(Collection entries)
- - - - -
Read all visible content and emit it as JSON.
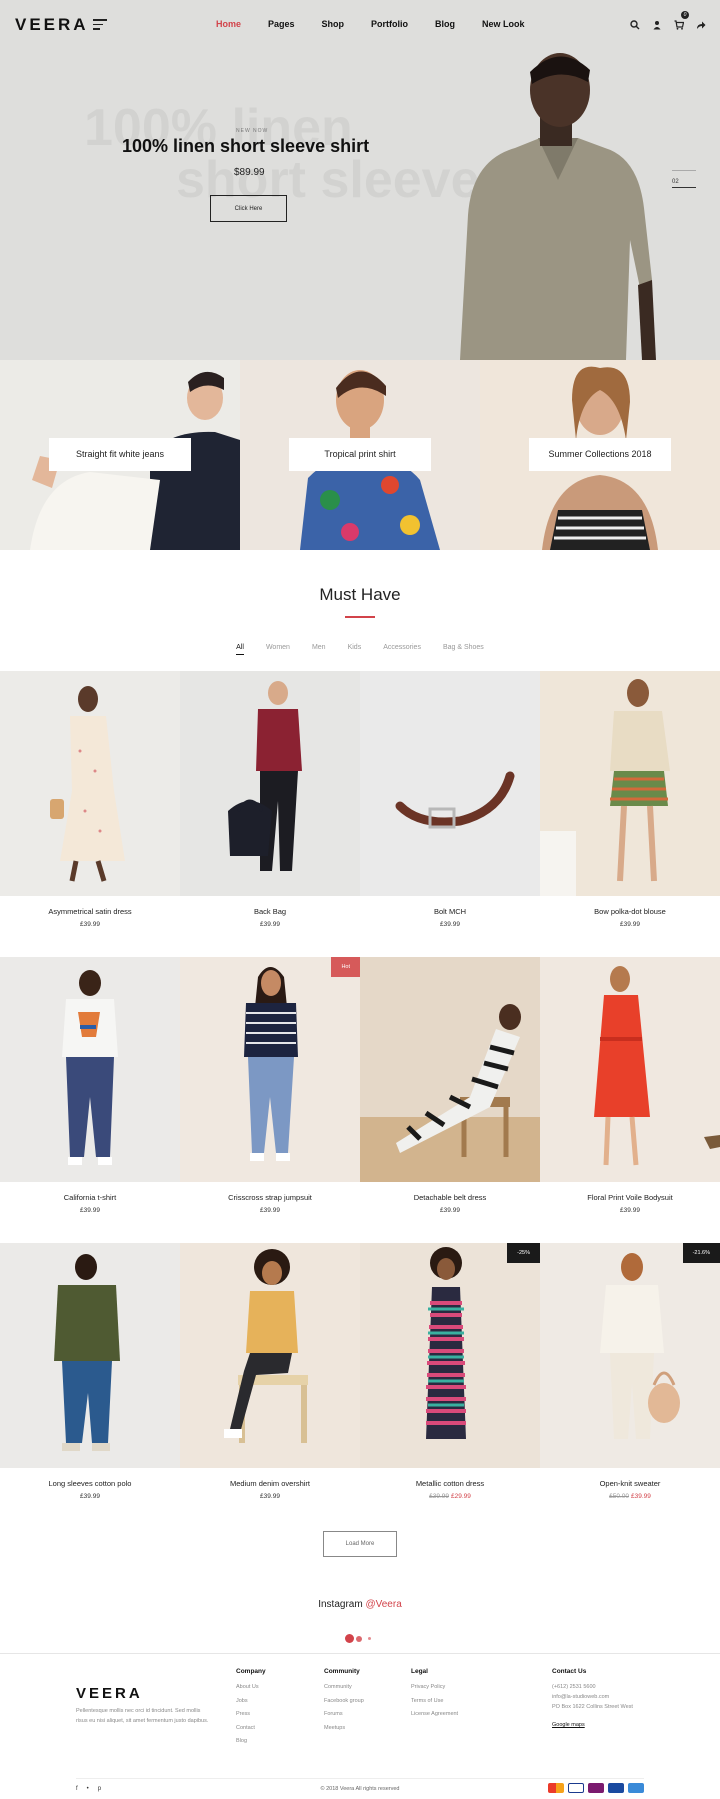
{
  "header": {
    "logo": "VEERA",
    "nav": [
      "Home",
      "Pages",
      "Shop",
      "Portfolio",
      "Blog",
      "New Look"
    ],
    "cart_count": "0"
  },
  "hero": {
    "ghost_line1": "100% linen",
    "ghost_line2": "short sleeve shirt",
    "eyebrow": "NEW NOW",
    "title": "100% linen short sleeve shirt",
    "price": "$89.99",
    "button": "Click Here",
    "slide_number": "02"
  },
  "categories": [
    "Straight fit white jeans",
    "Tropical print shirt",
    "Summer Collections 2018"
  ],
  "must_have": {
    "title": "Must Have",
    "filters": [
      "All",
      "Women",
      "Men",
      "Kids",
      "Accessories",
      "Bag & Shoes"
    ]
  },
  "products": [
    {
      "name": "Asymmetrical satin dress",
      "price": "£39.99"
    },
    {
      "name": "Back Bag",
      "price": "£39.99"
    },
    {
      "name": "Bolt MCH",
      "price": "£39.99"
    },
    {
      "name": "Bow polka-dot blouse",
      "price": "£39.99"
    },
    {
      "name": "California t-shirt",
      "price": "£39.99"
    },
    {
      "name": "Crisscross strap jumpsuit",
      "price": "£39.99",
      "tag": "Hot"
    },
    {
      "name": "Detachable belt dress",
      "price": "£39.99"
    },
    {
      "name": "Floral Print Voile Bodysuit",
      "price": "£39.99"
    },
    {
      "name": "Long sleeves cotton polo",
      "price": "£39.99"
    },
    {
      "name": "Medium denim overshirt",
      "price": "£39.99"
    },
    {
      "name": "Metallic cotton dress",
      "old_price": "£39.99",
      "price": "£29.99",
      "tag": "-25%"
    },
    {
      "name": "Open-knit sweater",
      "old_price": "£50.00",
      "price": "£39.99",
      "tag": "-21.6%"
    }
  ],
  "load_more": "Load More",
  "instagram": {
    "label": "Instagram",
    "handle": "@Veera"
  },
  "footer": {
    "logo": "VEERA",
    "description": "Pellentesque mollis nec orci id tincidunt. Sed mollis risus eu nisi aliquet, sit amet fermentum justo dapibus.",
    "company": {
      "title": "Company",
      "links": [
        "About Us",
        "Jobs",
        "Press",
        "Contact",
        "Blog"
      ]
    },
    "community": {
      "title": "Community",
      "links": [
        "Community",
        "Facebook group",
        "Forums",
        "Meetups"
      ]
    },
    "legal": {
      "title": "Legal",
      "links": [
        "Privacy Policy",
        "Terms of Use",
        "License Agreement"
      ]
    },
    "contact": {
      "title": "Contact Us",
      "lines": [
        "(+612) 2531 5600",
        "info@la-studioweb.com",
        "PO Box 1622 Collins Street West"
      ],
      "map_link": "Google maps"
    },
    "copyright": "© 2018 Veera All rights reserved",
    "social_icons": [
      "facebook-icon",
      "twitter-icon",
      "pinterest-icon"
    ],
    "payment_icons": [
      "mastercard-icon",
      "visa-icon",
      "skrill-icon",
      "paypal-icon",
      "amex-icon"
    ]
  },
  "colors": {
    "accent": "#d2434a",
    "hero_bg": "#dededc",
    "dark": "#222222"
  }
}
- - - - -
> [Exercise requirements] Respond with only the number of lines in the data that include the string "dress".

> [Task answer] 3